“We manage to do the farming in the exchange of labors by the elders and women, but it is not possible to do the works other than farming because of lack of workers.”

Wages per day in the village went up to 50,000 won for a man and 40,000 won for a woman, which was increased by 5,000 won compared to last year. And wages for difficult work such as spreading fertilizer and farmyard manure went up to 70,000 won, which marked the highest wage in agricultural district ever.

“If I continue to farm in this circumstances, it will happen soon that I neither can support my children for the higher education nor am I able to feed my family, because the profit of the proceeds from crops sales can not catch up with the increase of wages,” complained with a deep sigh farmer Chang Nam-gi, who owned and farmed 6,000 pyeong of farmland in Bojeong village.

The recent rising price of oil and farming equipments gives heavy burden to farmhouse, too. In the case of Sanpo-myeon, Najiu City, South Jeolla, in which 1,300 households grow the lettuces, watermelon and other crops under special care with specific facilities, many of them in the village are burdened by the debts of over tens of million won, as the price of iron materials, vinyl, sprouts and fertilizer goes sharply up every year.

“50 million won debt is all that remains on me despite last 20 years of bone breaking and all day long hard in the heat of the green house felt like an oven,” said the farmer Choi Dae-eok (59 years old), who has grown the plants in 10 shelters facilitated. “I have to work all by myself until late to prune sprouts of watermelons since I cannot find any laborers even though I would pay 50,000 won a day.”

Farmers in Daesan-ri, Dong-eup, Changwon City, South Gyeongsang Province, who have special facilities for watermelons, hot papers and flowers are also worried. “The price of flowers drop down to half the price of last year due to decreased consumption caused by economic recession. Even if many hands are needed for cropping flowers, I have to work only with my wife because I can`t afford to pay for wages,” said the farmer Choi Soon-ho (68 years old) who have grown the gypsophila in the 1,300 pyeong of green house.

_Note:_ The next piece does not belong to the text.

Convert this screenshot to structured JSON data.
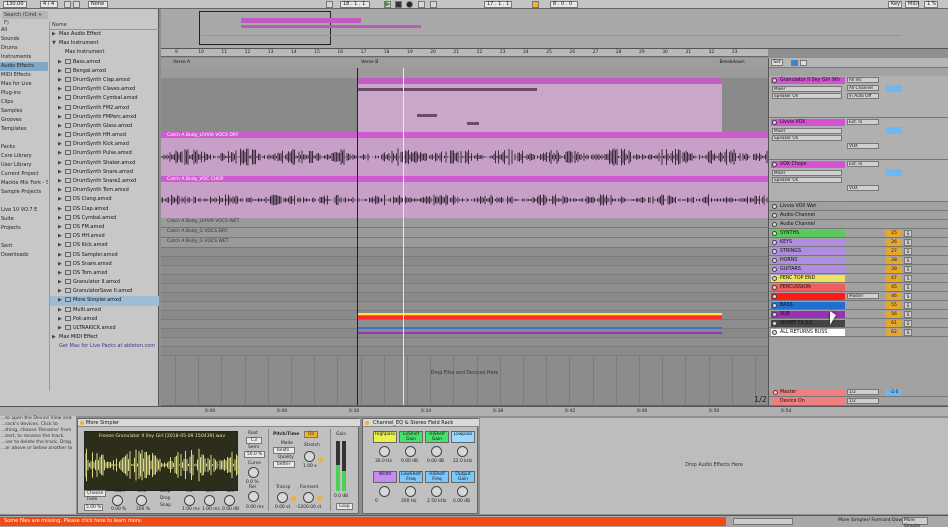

The representative of the Agricultural Cooperation Film in Dong-eup, Changwon-si, Song Jeong-ae (49 years old) said, “The price of pipes and chemicals for agriculture increased up to 15% compared to last year due to increased price of oil. South Gyeongsang Province anticipated that 40,000 laborers would lack for this spring, in detail, 12,600 laborers for planting sprouts of rice and 12,000 laborers for cropping garlic and onions.

Farmers in South Chungcheong Province and North Gyeongsang Province are in the same situation. “I wondered around looking for laborers throughout Buyeo-gun and Seido-myeon only to find only 3 to 4 laborers,” said the farmer Kim Seok-won (50 years old) in Gaecheong-ri, Seongdong-myeon, Nonsan-si, South Chungcheong Province, who has grown grape tomatoes. “Throwing away the fruits being spoiled is the only way left to us.”

Mr. Oh Sang-dal (48 years old), who is a village headman in Pyungpal 2-ri Ilgik-myeon, Andong-si, South Gyeongsang Province and farms 6,000 pyeong of garlic, apple and rice agriculture, said, “Farmers are so much depressed because of difficulties in farming as time goes by. But fortunately, military soldiers` assistance is of somewhat help.”

“Government should consider realistic measures that relieve a burden of a farmhouse, such as organizing the means for the help of nationwide agricultural village work and expanding assistance for free of farming materials which is currently carrying out by Nonghyub,” urged Mr. Lee (56 years old), a farmer living in Hwasan-ri, Samgae-myeon, Jangseong-gun, South Jeolla Province.

"Nowadays in rural community, many people sigh saying, ‘I want to stop farming,’ or ‘I will leave a farm village.’ It is because there is no hope even if they struggle no matter what,” said the chairman Kang Gy-gab, Gyeonggi Union of National Agricultural Federation.

“It is also another problem that the government does not actively show its concern on the matters like measures to farmhouse liabilities and reformation of cooperative association. We plan to hold an assembly before the season for rice-planting to urge to the authorities so that they may prepare for measures to relieve the suffering of rural community,” added Kang.